··· Input records ···
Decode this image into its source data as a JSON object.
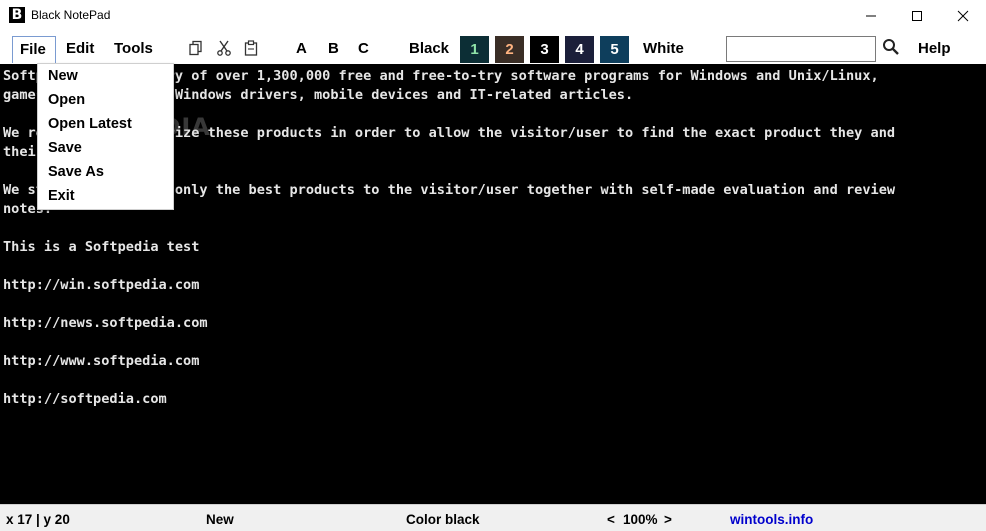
{
  "window": {
    "title": "Black NotePad",
    "icon_letter": "B"
  },
  "menu": {
    "file": "File",
    "edit": "Edit",
    "tools": "Tools"
  },
  "toolbar": {
    "icons": [
      "copy-icon",
      "cut-icon",
      "paste-icon"
    ],
    "fonts": [
      "A",
      "B",
      "C"
    ],
    "theme_black_label": "Black",
    "theme_white_label": "White",
    "themes": [
      {
        "label": "1",
        "bg": "#0c2e35",
        "fg": "#8fe3a8"
      },
      {
        "label": "2",
        "bg": "#3a2e26",
        "fg": "#ffb380"
      },
      {
        "label": "3",
        "bg": "#000000",
        "fg": "#ffffff"
      },
      {
        "label": "4",
        "bg": "#1b1f3a",
        "fg": "#ffffff"
      },
      {
        "label": "5",
        "bg": "#0e3e5c",
        "fg": "#ffffff"
      }
    ],
    "search_value": "",
    "help": "Help"
  },
  "file_menu": {
    "items": [
      "New",
      "Open",
      "Open Latest",
      "Save",
      "Save As",
      "Exit"
    ]
  },
  "editor": {
    "lines": [
      "Softpedia is a library of over 1,300,000 free and free-to-try software programs for Windows and Unix/Linux,",
      "games, Mac software, Windows drivers, mobile devices and IT-related articles.",
      "",
      "We review and categorize these products in order to allow the visitor/user to find the exact product they and",
      "their system needs.",
      "",
      "We strive to deliver only the best products to the visitor/user together with self-made evaluation and review",
      "notes.",
      "",
      "This is a Softpedia test",
      "",
      "http://win.softpedia.com",
      "",
      "http://news.softpedia.com",
      "",
      "http://www.softpedia.com",
      "",
      "http://softpedia.com"
    ]
  },
  "watermark": "SOFTPEDIA",
  "status": {
    "position": "x 17 | y 20",
    "doc_state": "New",
    "color": "Color black",
    "zoom_prev": "<",
    "zoom": "100%",
    "zoom_next": ">",
    "site": "wintools.info"
  },
  "colors": {
    "editor_bg": "#000000",
    "editor_text": "#e6e6e6",
    "link": "#0000cc",
    "menu_border": "#7a9bd1"
  }
}
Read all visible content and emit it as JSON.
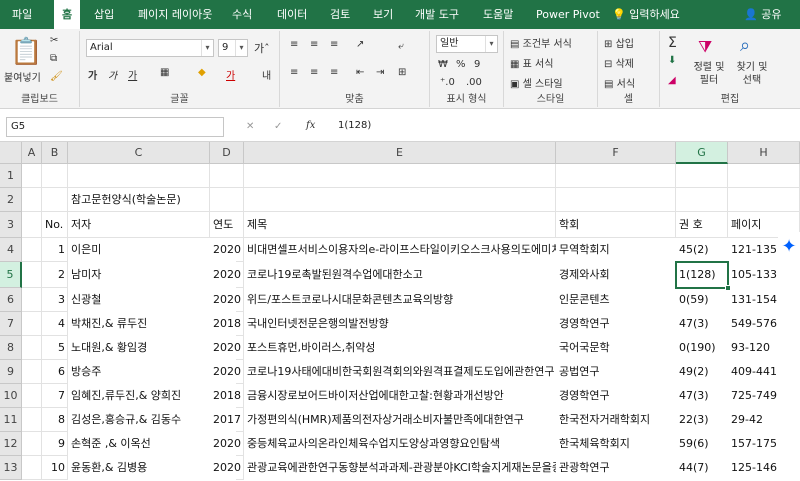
{
  "tabs": [
    "파일",
    "홈",
    "삽입",
    "페이지 레이아웃",
    "수식",
    "데이터",
    "검토",
    "보기",
    "개발 도구",
    "도움말",
    "Power Pivot"
  ],
  "active_tab": "홈",
  "tell_me": "입력하세요",
  "share": "공유",
  "ribbon": {
    "paste": "붙여넣기",
    "clipboard": "클립보드",
    "font_name": "Arial",
    "font_size": "9",
    "font_group": "글꼴",
    "align_group": "맞춤",
    "number_format": "일반",
    "number_group": "표시 형식",
    "cond_format": "조건부 서식",
    "table_format": "표 서식",
    "cell_style": "셀 스타일",
    "style_group": "스타일",
    "insert": "삽입",
    "delete": "삭제",
    "format": "서식",
    "cells_group": "셀",
    "sort_filter": "정렬 및 필터",
    "find_select": "찾기 및 선택",
    "edit_group": "편집"
  },
  "formula_bar": {
    "name_box": "G5",
    "formula": "1(128)"
  },
  "columns": [
    "A",
    "B",
    "C",
    "D",
    "E",
    "F",
    "G",
    "H"
  ],
  "selected_column": "G",
  "selected_row": "5",
  "title": "참고문헌양식(학술논문)",
  "header": {
    "no": "No.",
    "author": "저자",
    "year": "연도",
    "subject": "제목",
    "journal": "학회",
    "vol": "권 호",
    "page": "페이지"
  },
  "rows": [
    {
      "row": "4",
      "no": "1",
      "author": "이은미",
      "year": "2020",
      "subject": "비대면셀프서비스이용자의e-라이프스타일이키오스크사용의도에미치는영향",
      "journal": "무역학회지",
      "vol": "45(2)",
      "page": "121-135"
    },
    {
      "row": "5",
      "no": "2",
      "author": "남미자",
      "year": "2020",
      "subject": "코로나19로촉발된원격수업에대한소고",
      "journal": "경제와사회",
      "vol": "1(128)",
      "page": "105-133"
    },
    {
      "row": "6",
      "no": "3",
      "author": "신광철",
      "year": "2020",
      "subject": "위드/포스트코로나시대문화콘텐츠교육의방향",
      "journal": "인문콘텐츠",
      "vol": "0(59)",
      "page": "131-154"
    },
    {
      "row": "7",
      "no": "4",
      "author": "박채진,& 류두진",
      "year": "2018",
      "subject": "국내인터넷전문은행의발전방향",
      "journal": "경영학연구",
      "vol": "47(3)",
      "page": "549-576"
    },
    {
      "row": "8",
      "no": "5",
      "author": "노대원,& 황임경",
      "year": "2020",
      "subject": "포스트휴먼,바이러스,취약성",
      "journal": "국어국문학",
      "vol": "0(190)",
      "page": "93-120"
    },
    {
      "row": "9",
      "no": "6",
      "author": "방승주",
      "year": "2020",
      "subject": "코로나19사태에대비한국회원격회의와원격표결제도도입에관한연구",
      "journal": "공법연구",
      "vol": "49(2)",
      "page": "409-441"
    },
    {
      "row": "10",
      "no": "7",
      "author": "임혜진,류두진,& 양희진",
      "year": "2018",
      "subject": "금융시장로보어드바이저산업에대한고찰:현황과개선방안",
      "journal": "경영학연구",
      "vol": "47(3)",
      "page": "725-749"
    },
    {
      "row": "11",
      "no": "8",
      "author": "김성은,홍승규,& 김동수",
      "year": "2017",
      "subject": "가정편의식(HMR)제품의전자상거래소비자불만족에대한연구",
      "journal": "한국전자거래학회지",
      "vol": "22(3)",
      "page": "29-42"
    },
    {
      "row": "12",
      "no": "9",
      "author": "손혁준 ,& 이옥선",
      "year": "2020",
      "subject": "중등체육교사의온라인체육수업지도양상과영향요인탐색",
      "journal": "한국체육학회지",
      "vol": "59(6)",
      "page": "157-175"
    },
    {
      "row": "13",
      "no": "10",
      "author": "윤동환,& 김병용",
      "year": "2020",
      "subject": "관광교육에관한연구동향분석과과제-관광분야KCI학술지게재논문을중심으로",
      "journal": "관광학연구",
      "vol": "44(7)",
      "page": "125-146"
    }
  ]
}
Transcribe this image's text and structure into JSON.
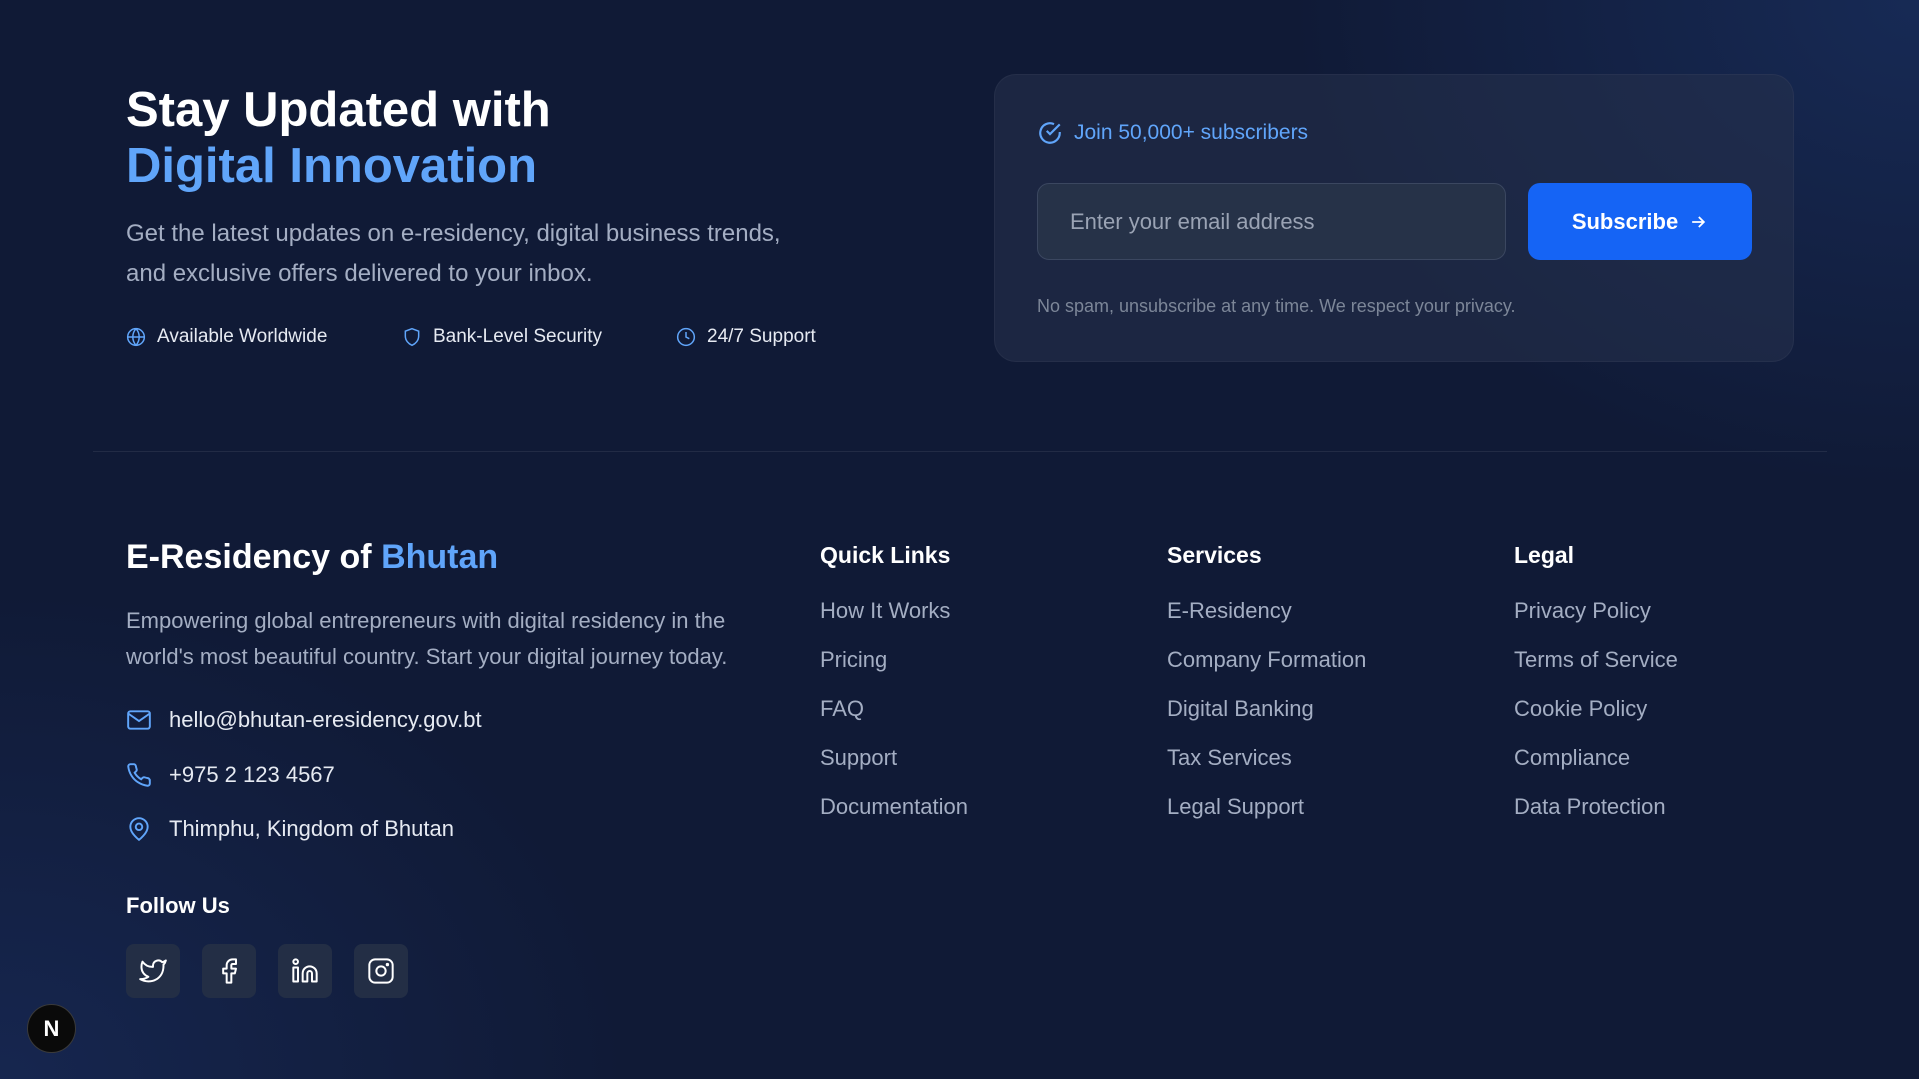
{
  "hero": {
    "title_line1": "Stay Updated with",
    "title_line2": "Digital Innovation",
    "description": "Get the latest updates on e-residency, digital business trends, and exclusive offers delivered to your inbox.",
    "features": [
      {
        "label": "Available Worldwide",
        "icon": "globe-icon"
      },
      {
        "label": "Bank-Level Security",
        "icon": "shield-icon"
      },
      {
        "label": "24/7 Support",
        "icon": "clock-icon"
      }
    ]
  },
  "newsletter": {
    "badge": "Join 50,000+ subscribers",
    "email_placeholder": "Enter your email address",
    "email_value": "",
    "subscribe_label": "Subscribe",
    "privacy_note": "No spam, unsubscribe at any time. We respect your privacy."
  },
  "footer": {
    "brand_prefix": "E-Residency of ",
    "brand_accent": "Bhutan",
    "description": "Empowering global entrepreneurs with digital residency in the world's most beautiful country. Start your digital journey today.",
    "email": "hello@bhutan-eresidency.gov.bt",
    "phone": "+975 2 123 4567",
    "address": "Thimphu, Kingdom of Bhutan",
    "follow_label": "Follow Us",
    "socials": [
      "twitter-icon",
      "facebook-icon",
      "linkedin-icon",
      "instagram-icon"
    ],
    "columns": [
      {
        "title": "Quick Links",
        "links": [
          "How It Works",
          "Pricing",
          "FAQ",
          "Support",
          "Documentation"
        ]
      },
      {
        "title": "Services",
        "links": [
          "E-Residency",
          "Company Formation",
          "Digital Banking",
          "Tax Services",
          "Legal Support"
        ]
      },
      {
        "title": "Legal",
        "links": [
          "Privacy Policy",
          "Terms of Service",
          "Cookie Policy",
          "Compliance",
          "Data Protection"
        ]
      }
    ]
  },
  "dev_badge": "N",
  "colors": {
    "accent": "#60a5fa",
    "button": "#1564f5",
    "background": "#101a36"
  }
}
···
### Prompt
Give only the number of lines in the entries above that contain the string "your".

### Response to the exercise
4